  1. As of September 2016 the Index has been updated to now cover all market purchases of houses and apartments by households, both cash and mortgage-based transactions. All previous figures have been revised using this new method to January 2005.

In August 2017, the index was further revised back to Jan 2010. Those figures are used above.

http://www.cso.ie/en/releasesandpublications/in/rrppi/revisionstorppijune2017/

  1. This index is a lagging indicator of the Irish mortgage market. These houses were probably Sale Agreed 3-6 months ago, depending on how long it took for the sale to go through. So it may no longer be reflective of current market conditions.

#2367
  1. This index is a lagging indicator of the Irish mortgage market. These houses were probably Sale Agreed 3-6 months ago, depending on how long it took for the sale to go through. So it may no longer be reflective of current market conditions.

That is the key point - we are looking at properties that went sale agreed between March and June. Most were on the market well before the first lockdown. The CSO index won’t tell us much about the COVID property market for another few months.

The tiny overall movements disguise large and apparently arbitrary variations between different sectors e.g. houses in the Mid-West fell by -5.7% but houses in the Midlands rose by +4%. I suspect this is about a decline in transactions, rather than real price trends.

Prices have been practically stable for the past two years. In the 8 years since the trough of mid-2012, almost all the increase in the CSO price index has come in two short periods (Mar. 2013 to Oct. 2014 and then April - Dec. 2017). Apart from those two spurts, the index has increased by an average of about 1.3 point per year. We like to think that property brings steady returns but, even in the good times, it is erratic. The only people who made big profits since the bust are those who bought before 2014.


#2368

Huge numbers of properties have been sitting on the market since at least Feb/March when I began paying attention.

We’re still in the phony war element of this contraction whereby most wages are still being subsidised by the State. Many, maybe most, remain in the ‘wait and see’ phase. As noted above, this is reflected in massively decreased volumes rather than any great decrease in asking prices (however rentals are crashing by in the region of 20% over the past couple of months alone ).
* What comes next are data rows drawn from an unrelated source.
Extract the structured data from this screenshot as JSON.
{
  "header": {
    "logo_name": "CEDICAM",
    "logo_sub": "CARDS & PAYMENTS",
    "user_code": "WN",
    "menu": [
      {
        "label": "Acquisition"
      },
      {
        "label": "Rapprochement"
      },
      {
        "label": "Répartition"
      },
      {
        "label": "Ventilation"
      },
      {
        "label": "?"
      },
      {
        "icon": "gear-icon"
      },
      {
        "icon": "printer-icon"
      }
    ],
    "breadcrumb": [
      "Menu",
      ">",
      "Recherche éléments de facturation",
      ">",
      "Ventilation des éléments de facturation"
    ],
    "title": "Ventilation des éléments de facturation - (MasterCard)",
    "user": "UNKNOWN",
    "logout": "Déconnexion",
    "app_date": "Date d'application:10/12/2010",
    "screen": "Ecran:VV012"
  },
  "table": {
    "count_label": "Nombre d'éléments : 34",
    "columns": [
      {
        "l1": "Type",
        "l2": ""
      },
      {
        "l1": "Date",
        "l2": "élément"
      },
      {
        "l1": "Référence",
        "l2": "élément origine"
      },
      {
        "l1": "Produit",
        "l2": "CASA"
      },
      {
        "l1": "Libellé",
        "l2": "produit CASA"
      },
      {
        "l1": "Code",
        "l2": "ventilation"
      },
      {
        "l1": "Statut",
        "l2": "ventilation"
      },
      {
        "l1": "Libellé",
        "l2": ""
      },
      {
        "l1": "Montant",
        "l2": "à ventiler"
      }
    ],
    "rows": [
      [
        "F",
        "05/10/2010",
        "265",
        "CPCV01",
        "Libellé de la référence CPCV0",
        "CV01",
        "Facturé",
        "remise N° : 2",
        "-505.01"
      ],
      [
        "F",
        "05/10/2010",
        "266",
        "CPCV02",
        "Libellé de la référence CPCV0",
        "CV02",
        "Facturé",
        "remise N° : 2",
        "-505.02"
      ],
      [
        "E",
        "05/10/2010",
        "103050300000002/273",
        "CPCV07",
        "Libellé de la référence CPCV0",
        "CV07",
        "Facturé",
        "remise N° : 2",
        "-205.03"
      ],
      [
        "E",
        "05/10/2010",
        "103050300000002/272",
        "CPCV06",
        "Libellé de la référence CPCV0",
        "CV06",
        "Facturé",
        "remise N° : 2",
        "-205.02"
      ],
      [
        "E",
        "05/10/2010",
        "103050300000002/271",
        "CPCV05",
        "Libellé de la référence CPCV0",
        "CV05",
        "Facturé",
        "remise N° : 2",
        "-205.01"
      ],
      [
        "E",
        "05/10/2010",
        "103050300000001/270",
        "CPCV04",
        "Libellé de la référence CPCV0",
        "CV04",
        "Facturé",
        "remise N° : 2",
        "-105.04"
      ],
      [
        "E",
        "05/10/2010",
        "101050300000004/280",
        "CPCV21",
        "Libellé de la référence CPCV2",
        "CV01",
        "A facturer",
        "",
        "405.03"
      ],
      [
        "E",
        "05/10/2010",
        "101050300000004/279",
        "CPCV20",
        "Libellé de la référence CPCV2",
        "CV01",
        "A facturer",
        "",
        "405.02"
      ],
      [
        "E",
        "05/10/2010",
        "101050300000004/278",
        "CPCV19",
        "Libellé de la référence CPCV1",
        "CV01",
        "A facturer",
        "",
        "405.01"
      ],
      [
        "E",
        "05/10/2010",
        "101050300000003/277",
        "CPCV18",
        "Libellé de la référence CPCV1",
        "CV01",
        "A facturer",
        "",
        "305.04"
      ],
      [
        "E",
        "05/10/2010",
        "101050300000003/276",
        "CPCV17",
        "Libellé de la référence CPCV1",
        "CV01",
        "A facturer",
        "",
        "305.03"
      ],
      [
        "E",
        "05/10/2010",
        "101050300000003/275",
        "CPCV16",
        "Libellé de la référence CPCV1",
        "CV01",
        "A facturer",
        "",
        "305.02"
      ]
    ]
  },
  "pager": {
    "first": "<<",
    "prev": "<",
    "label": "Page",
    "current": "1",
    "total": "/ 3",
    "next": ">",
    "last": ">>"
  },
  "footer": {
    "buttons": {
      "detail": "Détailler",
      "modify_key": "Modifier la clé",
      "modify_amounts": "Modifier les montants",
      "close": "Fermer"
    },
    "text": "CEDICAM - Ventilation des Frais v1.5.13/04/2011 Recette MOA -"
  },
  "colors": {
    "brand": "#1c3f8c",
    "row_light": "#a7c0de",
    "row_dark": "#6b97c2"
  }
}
I fail to see how an economic correction of the levels predicted does not result in residential following rentals…at the margins to begin with and later feeding into the more maninstream market segments. Caveat being an apparent increased appetite for homes with good gardens based on lockdown. Maybe ‘new normal’ saves some segments. But overall, is there precedent for wider property prices maintaining their value throughout significant recession/depression? Obviously a snap back in economic terms changes things. But whats more likely as of now?


#2369

Very hard to predict the post-COVID world but prices will still be supply v. demand, so long as you understand that demand means availability of credit, not actual need for human habitation.

Supply is being constrained by the lockdown and, even in the most optimistic scenario, it was going to fall short of demographic growth in household numbers.

It is possible that the economy will tank if we remain in lockdown but so far we are doing OK because we can pile up debt with the ECB. One scenario is that 1970s style inflation will return and that will push house prices to new levels.

If I needed a house right now, I would buy at current prices. If not, I would hold onto cash until things become clearer. If I owned a buy to let apartment, I would everything to hold onto my tenant (yeah, yeah… I mean everything! :nauseated_face:)